Saved data entries:
- - - - -
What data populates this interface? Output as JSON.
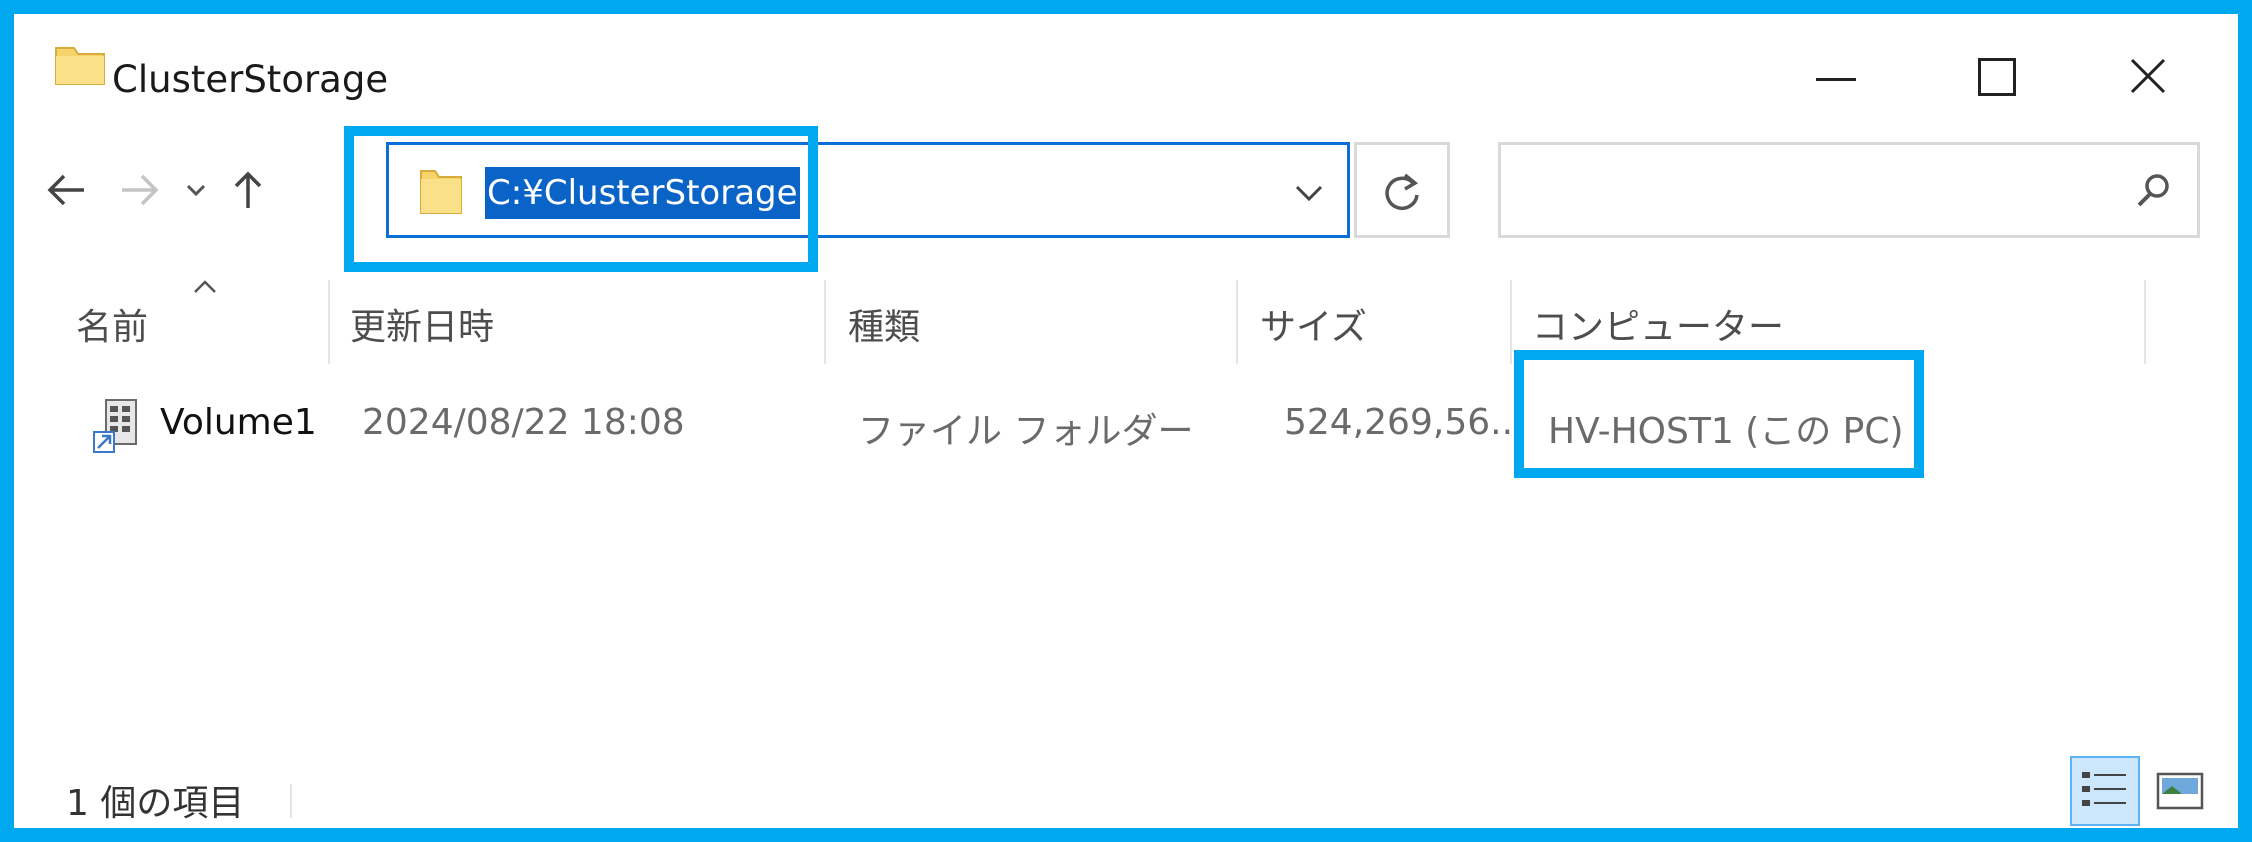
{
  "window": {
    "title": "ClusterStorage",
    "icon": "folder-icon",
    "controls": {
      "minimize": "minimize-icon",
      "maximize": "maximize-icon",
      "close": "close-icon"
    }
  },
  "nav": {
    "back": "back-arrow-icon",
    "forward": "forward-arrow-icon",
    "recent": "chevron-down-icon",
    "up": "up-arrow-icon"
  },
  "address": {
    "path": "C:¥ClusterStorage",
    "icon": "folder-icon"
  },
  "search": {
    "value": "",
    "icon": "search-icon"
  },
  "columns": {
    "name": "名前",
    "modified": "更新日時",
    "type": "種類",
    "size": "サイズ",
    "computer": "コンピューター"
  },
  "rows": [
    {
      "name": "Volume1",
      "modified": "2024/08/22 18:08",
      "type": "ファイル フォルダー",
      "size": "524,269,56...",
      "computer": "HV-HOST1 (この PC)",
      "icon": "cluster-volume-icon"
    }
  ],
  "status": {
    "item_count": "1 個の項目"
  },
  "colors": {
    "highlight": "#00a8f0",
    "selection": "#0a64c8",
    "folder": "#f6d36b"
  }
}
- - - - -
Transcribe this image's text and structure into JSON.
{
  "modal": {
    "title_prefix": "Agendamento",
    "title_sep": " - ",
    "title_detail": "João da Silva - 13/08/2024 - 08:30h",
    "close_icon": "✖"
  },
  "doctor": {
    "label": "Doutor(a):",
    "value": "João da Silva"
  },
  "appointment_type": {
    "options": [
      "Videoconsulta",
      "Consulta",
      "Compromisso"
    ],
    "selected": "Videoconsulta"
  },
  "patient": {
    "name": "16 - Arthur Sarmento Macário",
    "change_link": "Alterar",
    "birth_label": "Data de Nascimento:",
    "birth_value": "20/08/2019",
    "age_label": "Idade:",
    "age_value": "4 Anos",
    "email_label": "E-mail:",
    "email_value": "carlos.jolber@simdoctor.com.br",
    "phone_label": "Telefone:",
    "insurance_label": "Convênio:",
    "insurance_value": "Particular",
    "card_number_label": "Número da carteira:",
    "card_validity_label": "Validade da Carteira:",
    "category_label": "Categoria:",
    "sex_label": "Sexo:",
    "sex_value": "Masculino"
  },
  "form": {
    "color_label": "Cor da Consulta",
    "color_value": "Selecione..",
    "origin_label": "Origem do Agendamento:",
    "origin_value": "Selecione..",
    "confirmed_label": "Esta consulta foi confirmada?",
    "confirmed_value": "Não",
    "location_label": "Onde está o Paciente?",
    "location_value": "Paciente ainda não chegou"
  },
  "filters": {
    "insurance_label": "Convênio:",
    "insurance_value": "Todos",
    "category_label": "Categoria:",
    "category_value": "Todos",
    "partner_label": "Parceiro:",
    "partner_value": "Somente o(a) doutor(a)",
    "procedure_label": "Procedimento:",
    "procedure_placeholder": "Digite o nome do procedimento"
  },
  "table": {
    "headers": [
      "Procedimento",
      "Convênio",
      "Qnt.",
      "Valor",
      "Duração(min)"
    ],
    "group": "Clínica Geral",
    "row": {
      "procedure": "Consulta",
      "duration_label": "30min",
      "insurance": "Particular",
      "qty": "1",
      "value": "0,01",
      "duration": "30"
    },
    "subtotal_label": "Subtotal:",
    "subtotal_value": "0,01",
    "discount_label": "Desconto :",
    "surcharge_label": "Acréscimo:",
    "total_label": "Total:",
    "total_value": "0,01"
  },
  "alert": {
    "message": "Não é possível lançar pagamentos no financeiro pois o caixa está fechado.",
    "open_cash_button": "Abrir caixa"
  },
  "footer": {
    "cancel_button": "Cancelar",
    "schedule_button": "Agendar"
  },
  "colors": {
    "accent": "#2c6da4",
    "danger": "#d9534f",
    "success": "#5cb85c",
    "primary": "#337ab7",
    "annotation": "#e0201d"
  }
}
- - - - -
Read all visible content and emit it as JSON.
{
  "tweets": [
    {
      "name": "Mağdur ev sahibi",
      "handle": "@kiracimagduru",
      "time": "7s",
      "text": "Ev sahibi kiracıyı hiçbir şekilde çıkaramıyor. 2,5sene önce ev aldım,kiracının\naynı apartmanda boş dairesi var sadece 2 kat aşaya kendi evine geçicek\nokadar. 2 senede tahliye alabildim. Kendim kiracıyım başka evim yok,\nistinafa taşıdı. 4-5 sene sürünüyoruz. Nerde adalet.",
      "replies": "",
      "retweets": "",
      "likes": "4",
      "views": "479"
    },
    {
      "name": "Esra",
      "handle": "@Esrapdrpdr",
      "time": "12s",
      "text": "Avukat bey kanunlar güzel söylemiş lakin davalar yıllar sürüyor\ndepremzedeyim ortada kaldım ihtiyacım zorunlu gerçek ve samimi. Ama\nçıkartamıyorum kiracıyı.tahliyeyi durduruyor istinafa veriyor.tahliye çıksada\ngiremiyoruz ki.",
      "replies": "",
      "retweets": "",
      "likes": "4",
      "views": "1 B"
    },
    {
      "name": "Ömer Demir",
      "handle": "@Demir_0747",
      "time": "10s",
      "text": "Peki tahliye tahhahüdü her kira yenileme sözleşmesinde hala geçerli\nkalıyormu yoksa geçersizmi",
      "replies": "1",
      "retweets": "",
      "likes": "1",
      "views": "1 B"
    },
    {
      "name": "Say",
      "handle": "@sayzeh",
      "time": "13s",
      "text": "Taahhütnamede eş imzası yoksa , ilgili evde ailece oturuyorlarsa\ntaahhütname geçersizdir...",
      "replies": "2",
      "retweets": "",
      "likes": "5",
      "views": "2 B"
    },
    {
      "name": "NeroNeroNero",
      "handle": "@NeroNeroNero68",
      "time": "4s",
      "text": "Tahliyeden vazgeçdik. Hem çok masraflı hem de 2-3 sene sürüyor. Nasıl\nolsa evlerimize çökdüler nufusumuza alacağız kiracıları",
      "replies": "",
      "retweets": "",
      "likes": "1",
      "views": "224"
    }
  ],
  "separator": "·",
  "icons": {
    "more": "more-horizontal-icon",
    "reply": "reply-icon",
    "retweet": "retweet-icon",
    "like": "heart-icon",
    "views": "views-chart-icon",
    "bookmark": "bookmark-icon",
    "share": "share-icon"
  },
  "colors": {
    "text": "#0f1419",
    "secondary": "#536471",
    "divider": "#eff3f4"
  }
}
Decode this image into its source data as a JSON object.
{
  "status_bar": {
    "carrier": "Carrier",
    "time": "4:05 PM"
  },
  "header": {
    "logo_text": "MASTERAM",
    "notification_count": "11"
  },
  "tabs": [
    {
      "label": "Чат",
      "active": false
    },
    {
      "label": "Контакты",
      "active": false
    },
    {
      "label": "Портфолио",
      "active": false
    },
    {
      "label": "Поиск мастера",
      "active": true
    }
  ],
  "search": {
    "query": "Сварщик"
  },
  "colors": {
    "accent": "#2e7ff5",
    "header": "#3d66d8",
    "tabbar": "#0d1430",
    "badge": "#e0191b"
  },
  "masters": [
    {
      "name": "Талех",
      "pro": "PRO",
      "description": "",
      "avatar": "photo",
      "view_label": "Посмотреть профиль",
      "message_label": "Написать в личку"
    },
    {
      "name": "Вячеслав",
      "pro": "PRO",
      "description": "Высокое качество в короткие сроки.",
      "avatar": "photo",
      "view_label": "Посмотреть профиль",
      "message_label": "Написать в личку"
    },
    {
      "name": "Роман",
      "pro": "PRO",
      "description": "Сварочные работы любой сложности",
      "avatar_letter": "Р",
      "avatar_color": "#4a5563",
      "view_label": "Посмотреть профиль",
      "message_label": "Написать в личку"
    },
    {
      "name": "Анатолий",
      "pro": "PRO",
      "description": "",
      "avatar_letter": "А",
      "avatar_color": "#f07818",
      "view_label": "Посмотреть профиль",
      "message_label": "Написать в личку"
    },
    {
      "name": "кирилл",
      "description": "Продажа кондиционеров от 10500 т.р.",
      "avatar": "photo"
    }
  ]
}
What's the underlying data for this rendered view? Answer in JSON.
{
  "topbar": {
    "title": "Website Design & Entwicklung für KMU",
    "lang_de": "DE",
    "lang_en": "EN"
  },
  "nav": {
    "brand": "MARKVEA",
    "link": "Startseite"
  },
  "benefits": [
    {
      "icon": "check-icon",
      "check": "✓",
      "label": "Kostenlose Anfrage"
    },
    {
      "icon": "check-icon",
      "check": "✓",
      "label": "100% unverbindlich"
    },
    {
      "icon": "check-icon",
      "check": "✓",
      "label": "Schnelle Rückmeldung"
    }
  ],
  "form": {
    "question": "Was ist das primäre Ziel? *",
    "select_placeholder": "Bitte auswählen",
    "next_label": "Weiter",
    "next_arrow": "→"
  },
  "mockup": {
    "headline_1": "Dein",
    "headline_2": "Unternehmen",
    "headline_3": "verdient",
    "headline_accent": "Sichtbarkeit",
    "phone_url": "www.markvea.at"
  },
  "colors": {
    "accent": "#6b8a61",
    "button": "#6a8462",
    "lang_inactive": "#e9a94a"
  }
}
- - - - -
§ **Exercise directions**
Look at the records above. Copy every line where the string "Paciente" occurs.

§ **Response to the exercise**
    "location_label": "Onde está o Paciente?",
    "location_value": "Paciente ainda não chegou"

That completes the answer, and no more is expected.